TRY IT: How many lines of the data include the string "enabled"? State that number alone.

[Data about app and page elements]
▬▬▬▬▬▬▬▬▬▬
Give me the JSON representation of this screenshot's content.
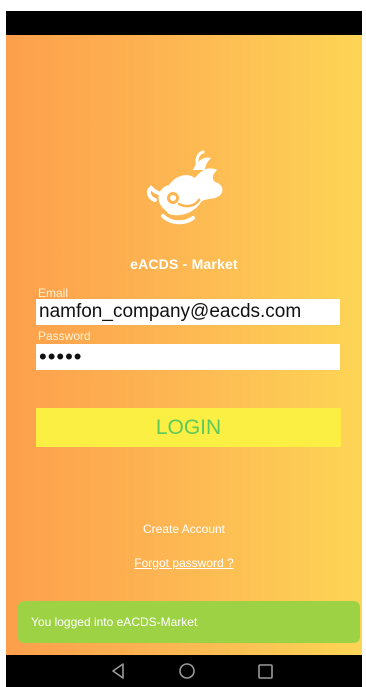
{
  "app": {
    "title": "eACDS - Market"
  },
  "form": {
    "email_label": "Email",
    "email_value": "namfon_company@eacds.com",
    "password_label": "Password",
    "password_display": "•••••"
  },
  "actions": {
    "login_label": "LOGIN",
    "create_account_label": "Create Account",
    "forgot_password_label": "Forgot password ?"
  },
  "toast": {
    "message": "You logged into eACDS-Market"
  },
  "navigation": {
    "buttons": [
      "back-icon",
      "home-icon",
      "recents-icon"
    ]
  },
  "colors": {
    "gradient_left": "#fd9f4c",
    "gradient_right": "#fdd555",
    "login_button_bg": "#fbef43",
    "login_button_text": "#5dc95b",
    "toast_bg": "#9dd245"
  }
}
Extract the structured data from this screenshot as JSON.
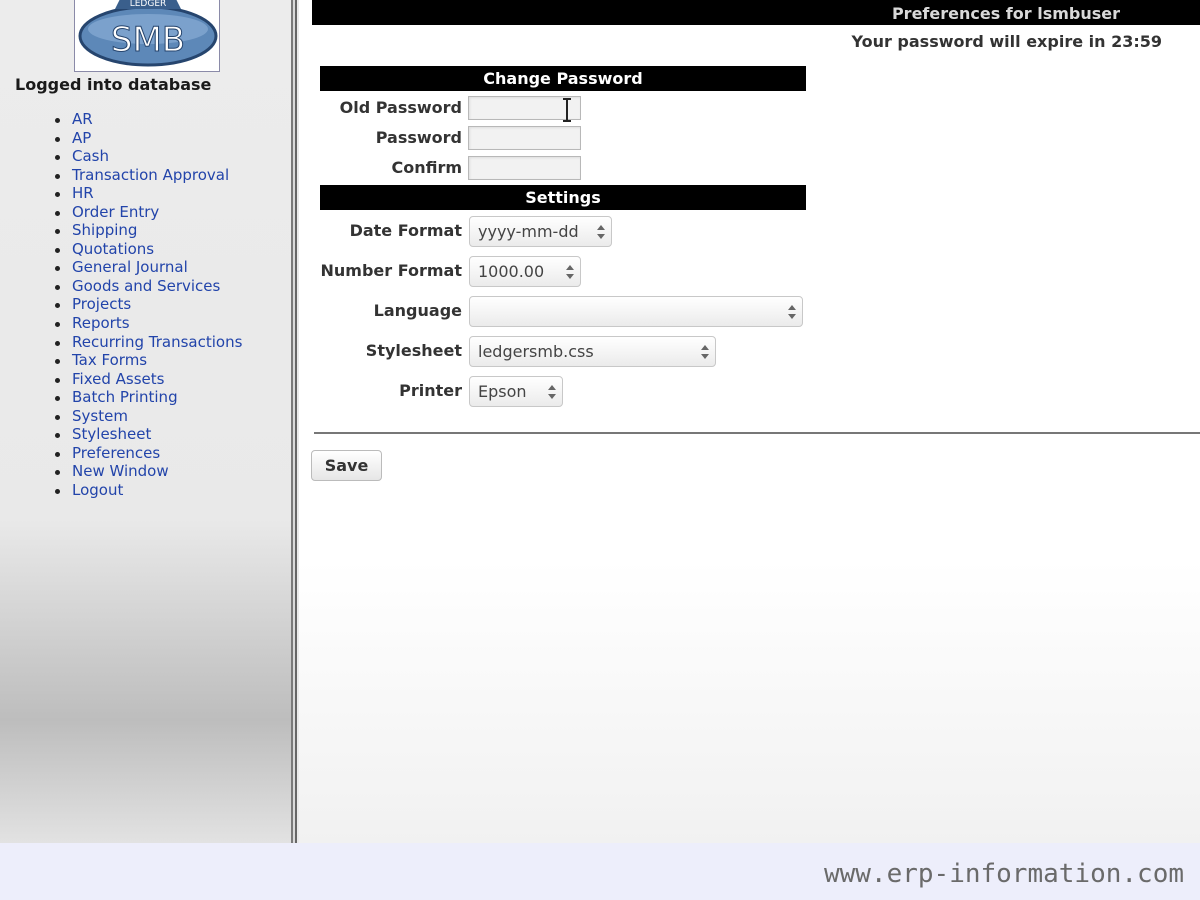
{
  "logo": {
    "top_text": "LEDGER",
    "main_text": "SMB"
  },
  "sidebar": {
    "login_text": "Logged into database",
    "menu": [
      {
        "label": "AR"
      },
      {
        "label": "AP"
      },
      {
        "label": "Cash"
      },
      {
        "label": "Transaction Approval"
      },
      {
        "label": "HR"
      },
      {
        "label": "Order Entry"
      },
      {
        "label": "Shipping"
      },
      {
        "label": "Quotations"
      },
      {
        "label": "General Journal"
      },
      {
        "label": "Goods and Services"
      },
      {
        "label": "Projects"
      },
      {
        "label": "Reports"
      },
      {
        "label": "Recurring Transactions"
      },
      {
        "label": "Tax Forms"
      },
      {
        "label": "Fixed Assets"
      },
      {
        "label": "Batch Printing"
      },
      {
        "label": "System"
      },
      {
        "label": "Stylesheet"
      },
      {
        "label": "Preferences"
      },
      {
        "label": "New Window"
      },
      {
        "label": "Logout"
      }
    ]
  },
  "header": {
    "title": "Preferences for lsmbuser",
    "expire_notice": "Your password will expire in 23:59"
  },
  "change_password": {
    "section_title": "Change Password",
    "old_password_label": "Old Password",
    "old_password_value": "",
    "password_label": "Password",
    "password_value": "",
    "confirm_label": "Confirm",
    "confirm_value": ""
  },
  "settings": {
    "section_title": "Settings",
    "date_format_label": "Date Format",
    "date_format_value": "yyyy-mm-dd",
    "number_format_label": "Number Format",
    "number_format_value": "1000.00",
    "language_label": "Language",
    "language_value": "",
    "stylesheet_label": "Stylesheet",
    "stylesheet_value": "ledgersmb.css",
    "printer_label": "Printer",
    "printer_value": "Epson"
  },
  "actions": {
    "save_label": "Save"
  },
  "watermark": "www.erp-information.com",
  "colors": {
    "link": "#2244aa",
    "header_bg": "#000000",
    "footer_bg": "#edeefb"
  }
}
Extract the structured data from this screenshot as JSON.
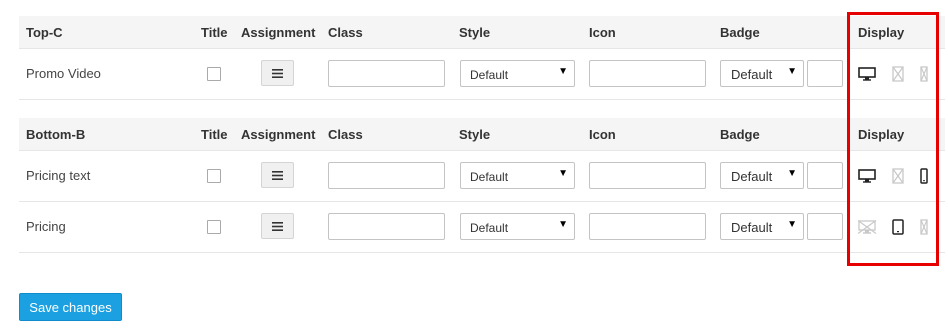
{
  "columns": {
    "title": "Title",
    "assignment": "Assignment",
    "class": "Class",
    "style": "Style",
    "icon": "Icon",
    "badge": "Badge",
    "display": "Display"
  },
  "sections": [
    {
      "name": "Top-C",
      "rows": [
        {
          "label": "Promo Video",
          "style_value": "Default",
          "badge_value": "Default",
          "display": {
            "desktop": "enabled",
            "tablet": "disabled",
            "phone": "disabled"
          }
        }
      ]
    },
    {
      "name": "Bottom-B",
      "rows": [
        {
          "label": "Pricing text",
          "style_value": "Default",
          "badge_value": "Default",
          "display": {
            "desktop": "enabled",
            "tablet": "disabled",
            "phone": "enabled"
          }
        },
        {
          "label": "Pricing",
          "style_value": "Default",
          "badge_value": "Default",
          "display": {
            "desktop": "disabled",
            "tablet": "enabled",
            "phone": "disabled"
          }
        }
      ]
    }
  ],
  "save_label": "Save changes",
  "colors": {
    "accent": "#1ba1e2",
    "highlight": "#e60000",
    "header_bg": "#f5f5f5"
  }
}
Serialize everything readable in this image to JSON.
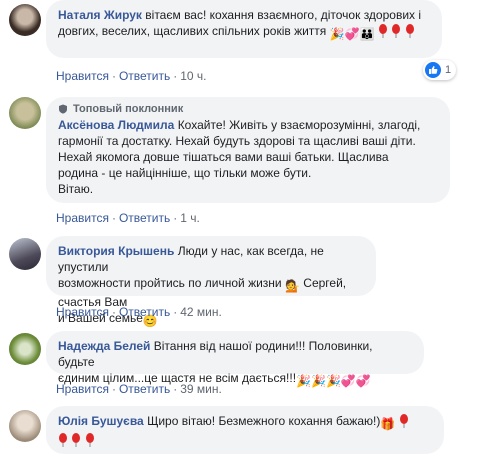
{
  "comments": [
    {
      "author": "Наталя Жирук",
      "text": "вітаєм вас! кохання взаємного, діточок здорових і довгих, веселих, щасливих спільних років життя",
      "actions": {
        "like": "Нравится",
        "reply": "Ответить",
        "time": "10 ч."
      },
      "reaction_count": "1"
    },
    {
      "badge": "Топовый поклонник",
      "author": "Аксёнова Людмила",
      "text_lines": [
        "Кохайте! Живіть у взаєморозумінні, злагоді,",
        "гармонії та достатку. Нехай будуть здорові та щасливі ваші діти.",
        "Нехай якомога довше тішаться вами ваші батьки. Щаслива",
        "родина - це найцінніше, що тільки може бути.",
        "Вітаю."
      ],
      "actions": {
        "like": "Нравится",
        "reply": "Ответить",
        "time": "1 ч."
      }
    },
    {
      "author": "Виктория Крышень",
      "text_a": "Люди у нас, как всегда, не упустили",
      "text_b": "возможности пройтись по личной жизни",
      "text_c": "Сергей, счастья Вам",
      "text_d": "и Вашей семье",
      "actions": {
        "like": "Нравится",
        "reply": "Ответить",
        "time": "42 мин."
      }
    },
    {
      "author": "Надежда Белей",
      "text_a": "Вітання від нашої родини!!! Половинки, будьте",
      "text_b": "єдиним цілим...це щастя не всім дається!!!",
      "actions": {
        "like": "Нравится",
        "reply": "Ответить",
        "time": "39 мин."
      }
    },
    {
      "author": "Юлія Бушуєва",
      "text": "Щиро вітаю! Безмежного кохання бажаю!)"
    }
  ],
  "colors": {
    "name": "#385898",
    "bubble": "#f2f3f5",
    "meta": "#606770",
    "like_badge": "#1877f2"
  },
  "icons": [
    "party-popper-icon",
    "hearts-icon",
    "family-icon",
    "balloon-icon",
    "person-gesture-icon",
    "smile-icon",
    "gift-icon",
    "thumbs-up-icon",
    "shield-icon"
  ]
}
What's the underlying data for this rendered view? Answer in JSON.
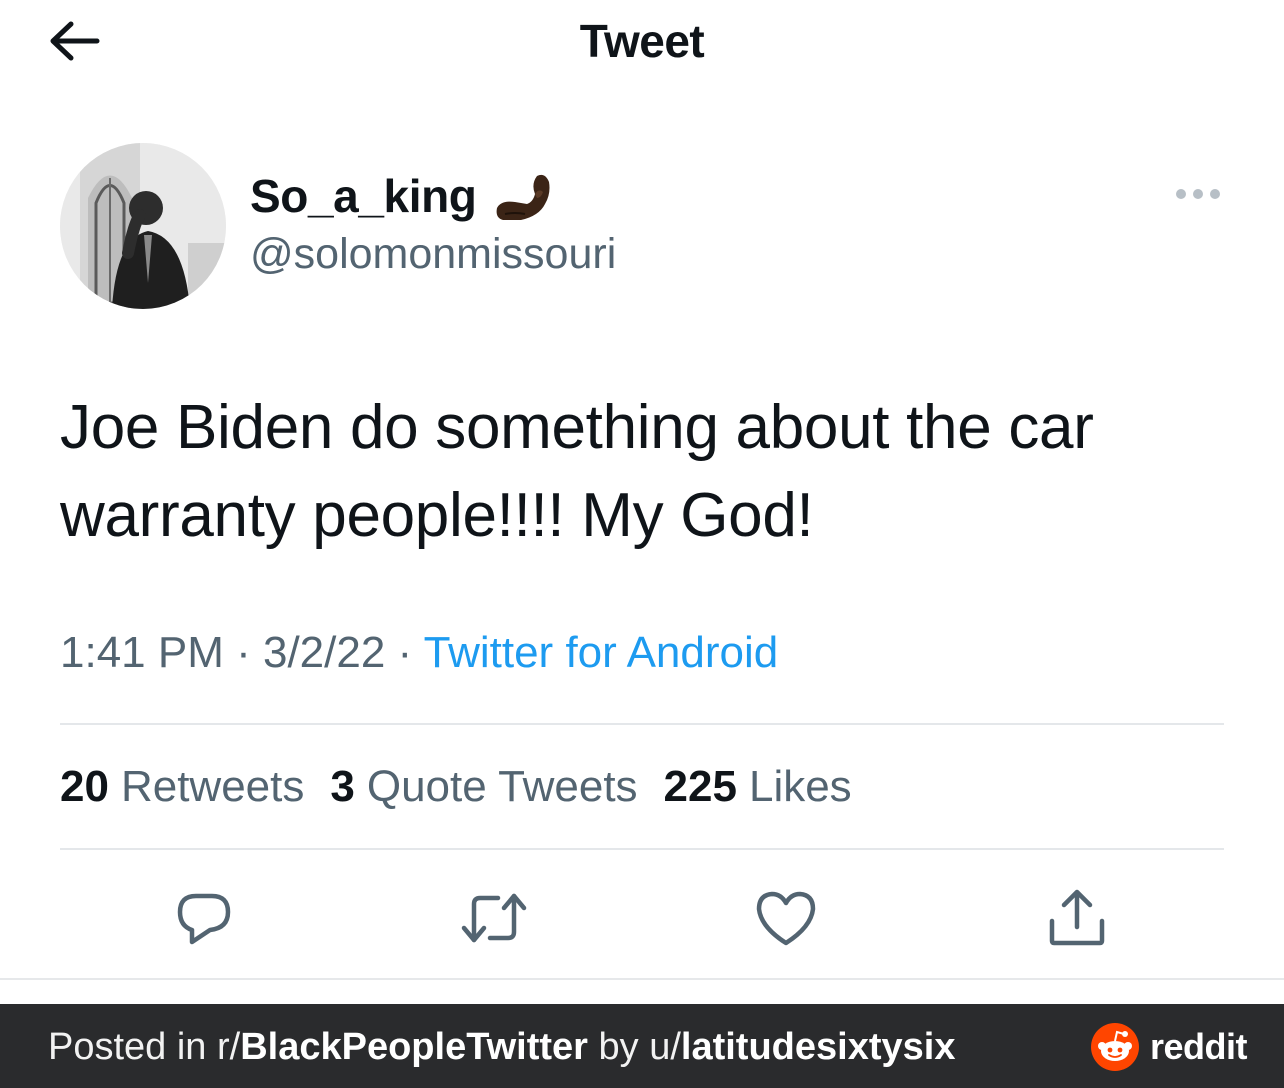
{
  "header": {
    "title": "Tweet"
  },
  "author": {
    "display_name": "So_a_king",
    "name_emoji": "pinched-fingers-emoji",
    "handle": "@solomonmissouri"
  },
  "tweet": {
    "text": "Joe Biden do something about the car warranty people!!!! My God!"
  },
  "meta": {
    "time": "1:41 PM",
    "sep1": " · ",
    "date": "3/2/22",
    "sep2": " · ",
    "source": "Twitter for Android"
  },
  "stats": {
    "retweets_count": "20",
    "retweets_label": "Retweets",
    "quotes_count": "3",
    "quotes_label": "Quote Tweets",
    "likes_count": "225",
    "likes_label": "Likes"
  },
  "actions": {
    "icons": [
      "reply-icon",
      "retweet-icon",
      "like-icon",
      "share-icon"
    ]
  },
  "reddit_bar": {
    "posted_prefix": "Posted in r/",
    "subreddit": "BlackPeopleTwitter",
    "by_text": " by u/",
    "username": "latitudesixtysix",
    "brand": "reddit"
  },
  "colors": {
    "link_blue": "#1d9bf0",
    "secondary_text": "#536471",
    "primary_text": "#0f1419",
    "reddit_orange": "#ff4500",
    "reddit_bar_bg": "#2a2b2d"
  }
}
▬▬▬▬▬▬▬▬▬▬
EXPECTED OUTPUT: 4